The Indonesian and United States militaries are expanding their annual bilateral exercises to 14 participating countries. Troops from the United Kingdom, Australia, Japan, Malaysia, Singapore and Canada will be among those joining the Garuda Shield 2022 exercises from August 1 to 14. The 16th edition of the war games will include live-fire exercises, special operations and aviation components among other disciplines. The expansion of the exercises comes at a time of simmering tension in the region, with analysts saying the move signals Indonesia has moved closer to the US than China in military cooperation. Indonesia did not give an estimation of how many troops from each of the 14 countries would participate in this year’s Garuda Shield.
Garuda Shield is a two-week joint-exercise between the United States Army and Indonesian Army. The purposes of this joint-exercise is to enhance and enrich the jungle warfare ability of both U.S. Army and Indonesian Army. This joint-exercise took place in Indonesia. This joint-exercise was first held in 2009. Last year’s Garuda Shield involved two US Army divisions about 1,000 soldiers — as well as their Indonesian counterparts in what the US Army said was the largest edition of the war games to date. Indonesia has long maintained close military ties with Japan, Australia and ASEAN countries so their inclusion in Garuda Shield 2022 should not be surprising. Japan and Australia like the US have been highly critical of China’s actions in the South China Sea, the news of the August exercises could be expected to be “received uncomfortably” in Beijing.
Indonesia sits on the southern edges of the South China Sea, which has been a hotbed of military activity over the past few years as China has militarized disputed islands there and the US and its partners have challenged those claims. China and Indonesia have a recent history of friction around the Natunas, where Indonesia’s 200-nautical-mile Exclusive Economic Zone, a concept set out in the 1982 United Nations Convention on the Law of the Sea (UNCLOS), overlaps with the southernmost reaches of China’s expansive “nine-dash line” maritime claim. The past five years have seen frequent incursions of China into Indonesia’s EEZ. In response to the Chinese incursions, the Indonesian government has bolstered its military presence on Natuna Besar, and held military exercises in the surrounding waters.

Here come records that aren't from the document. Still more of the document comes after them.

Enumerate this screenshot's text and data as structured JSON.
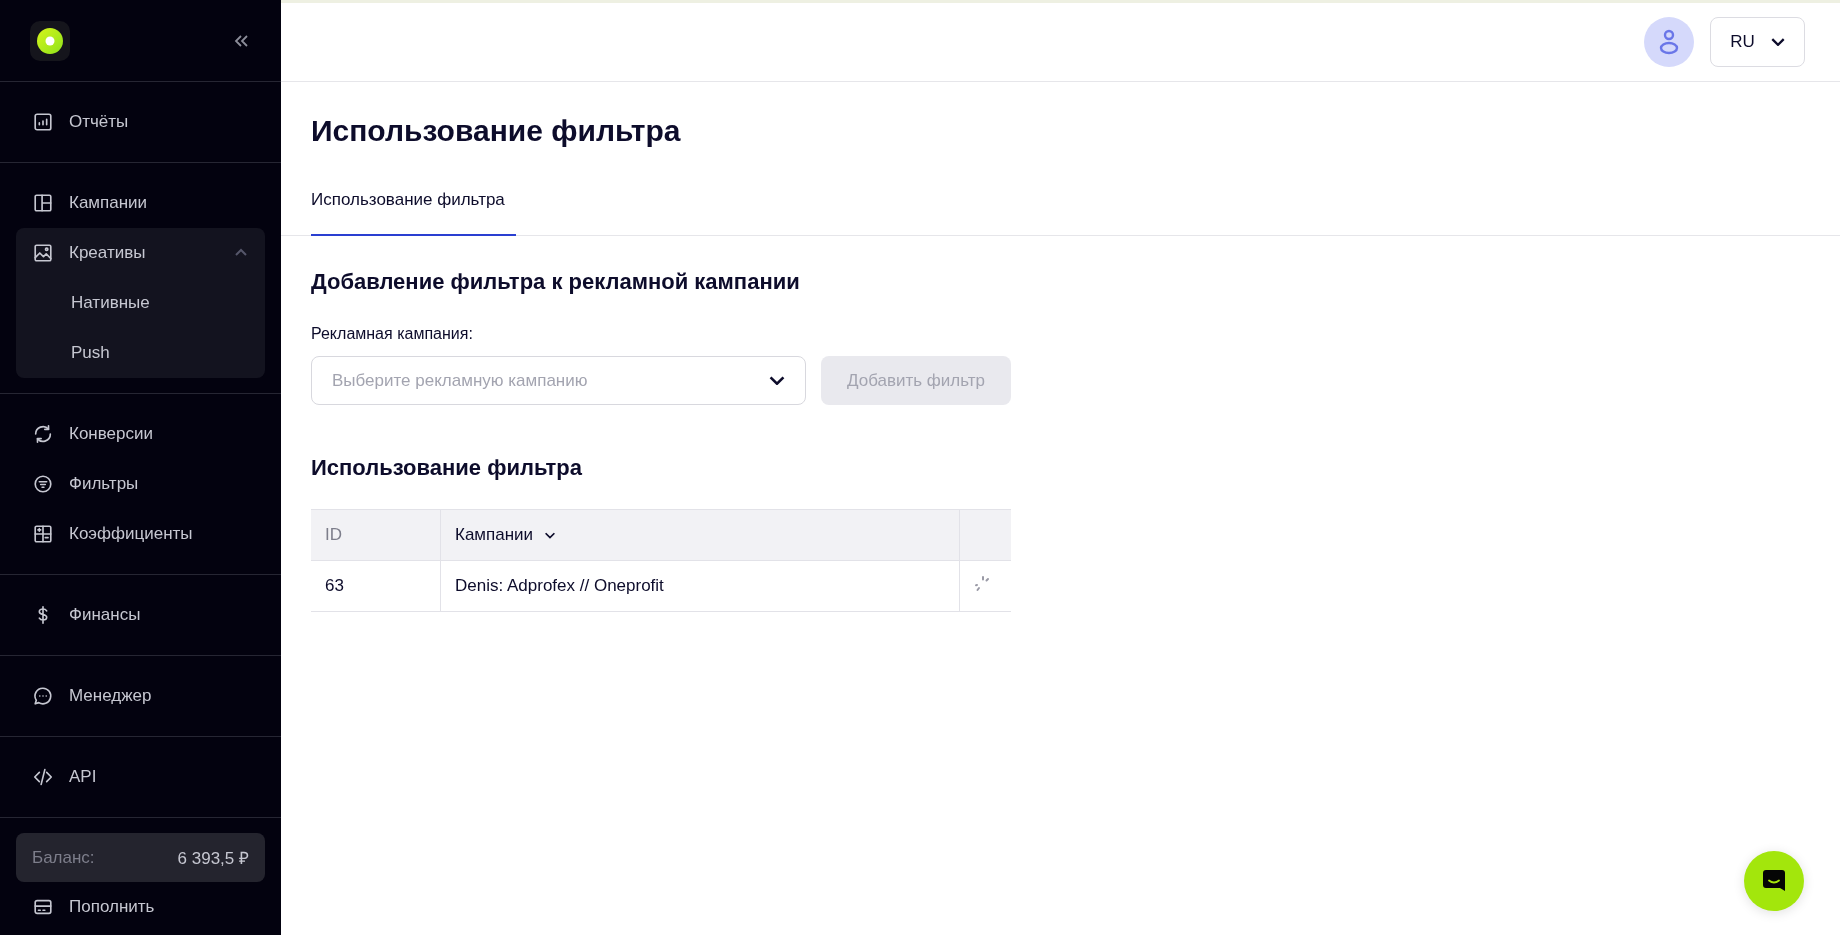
{
  "sidebar": {
    "groups": [
      [
        {
          "label": "Отчёты"
        }
      ],
      [
        {
          "label": "Кампании"
        },
        {
          "label": "Креативы",
          "expanded": true,
          "children": [
            {
              "label": "Нативные"
            },
            {
              "label": "Push"
            }
          ]
        }
      ],
      [
        {
          "label": "Конверсии"
        },
        {
          "label": "Фильтры"
        },
        {
          "label": "Коэффициенты"
        }
      ],
      [
        {
          "label": "Финансы"
        }
      ],
      [
        {
          "label": "Менеджер"
        }
      ],
      [
        {
          "label": "API"
        }
      ]
    ],
    "balance": {
      "label": "Баланс:",
      "value": "6 393,5 ₽"
    },
    "top_up": "Пополнить"
  },
  "header": {
    "language": "RU"
  },
  "page_title": "Использование фильтра",
  "tabs": [
    {
      "label": "Использование фильтра",
      "selected": true
    }
  ],
  "add_section": {
    "title": "Добавление фильтра к рекламной кампании",
    "field_label": "Рекламная кампания:",
    "placeholder": "Выберите рекламную кампанию",
    "button": "Добавить фильтр",
    "button_disabled": true
  },
  "usage_section": {
    "title": "Использование фильтра"
  },
  "table": {
    "columns": [
      "ID",
      "Кампании"
    ],
    "rows": [
      {
        "id": "63",
        "campaign": "Denis: Adprofex // Oneprofit",
        "loading": true
      }
    ]
  }
}
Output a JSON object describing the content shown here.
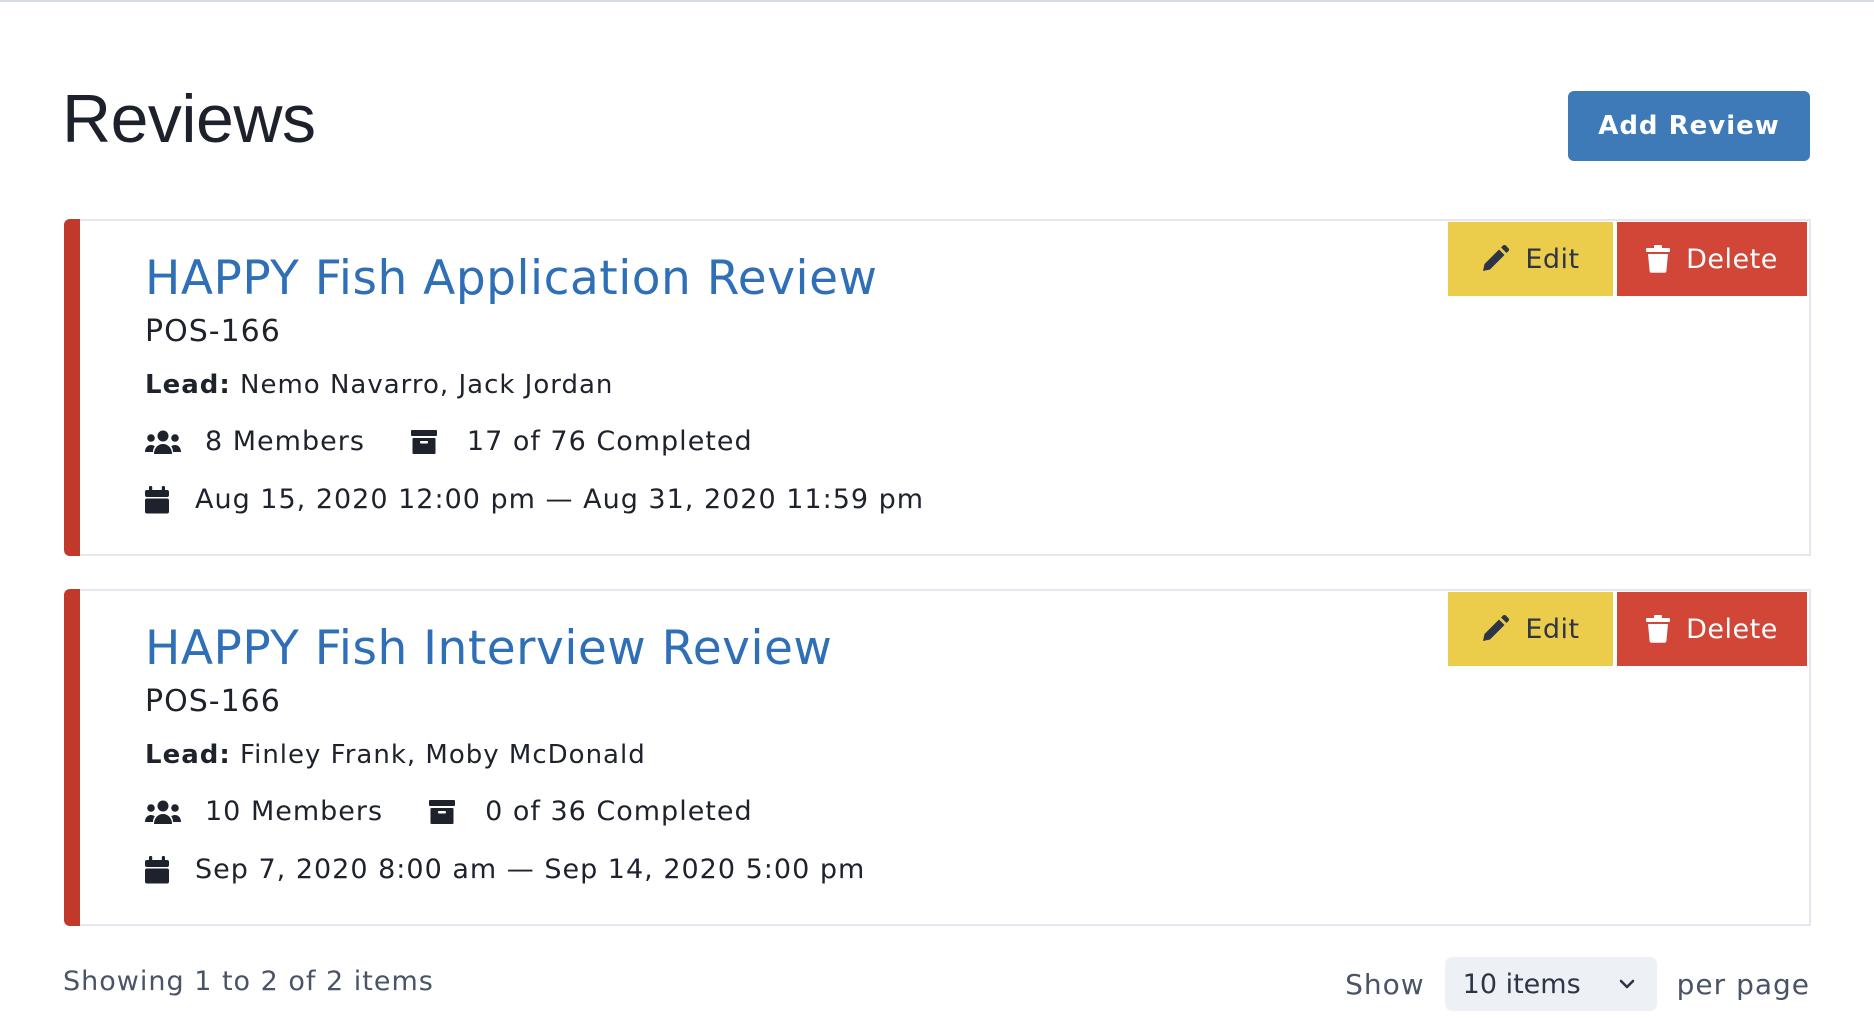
{
  "header": {
    "title": "Reviews",
    "add_button": "Add Review"
  },
  "colors": {
    "accent_blue": "#3e79b8",
    "link_blue": "#2e6fb7",
    "card_accent_red": "#c0392b",
    "edit_yellow": "#ebcd4b",
    "delete_red": "#d24637"
  },
  "reviews": [
    {
      "title": "HAPPY Fish Application Review",
      "code": "POS-166",
      "lead_label": "Lead:",
      "leads": "Nemo Navarro, Jack Jordan",
      "members": "8 Members",
      "completed": "17 of 76 Completed",
      "date_range": "Aug 15, 2020 12:00 pm — Aug 31, 2020 11:59 pm",
      "edit_label": "Edit",
      "delete_label": "Delete"
    },
    {
      "title": "HAPPY Fish Interview Review",
      "code": "POS-166",
      "lead_label": "Lead:",
      "leads": "Finley Frank, Moby McDonald",
      "members": "10 Members",
      "completed": "0 of 36 Completed",
      "date_range": "Sep 7, 2020 8:00 am — Sep 14, 2020 5:00 pm",
      "edit_label": "Edit",
      "delete_label": "Delete"
    }
  ],
  "icons": {
    "members": "users-icon",
    "completed": "archive-box-icon",
    "dates": "calendar-icon",
    "edit": "pencil-icon",
    "delete": "trash-icon",
    "select": "chevron-down-icon"
  },
  "footer": {
    "status": "Showing 1 to 2 of 2 items",
    "show_label": "Show",
    "per_page_value": "10 items",
    "per_page_suffix": "per page"
  }
}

Vietnam, Malaysia, and the Philippines have all come under Chinese pressure to end energy development projects operating in areas of the South China Sea claimed by Beijing. By the end of December 2021, the stand-off between Indonesia and China over their respective claims to the waters around the Natuna region became more strident. A Chinese survey vessel and two coast guard boats entered into the Indonesian EEZ, ratcheting up geopolitical tensions between the two countries. This was the first such stand-off in the region around the Tuna block, where the Chinese vessel was mapping the seabed for resources and began to object to the exploration activities by Indonesia. The repeated entry of Chinese ships into the Natuna Sea is a way of Beijing showing off its power, and sending an implicit message to Indonesia that the territory is part of its own.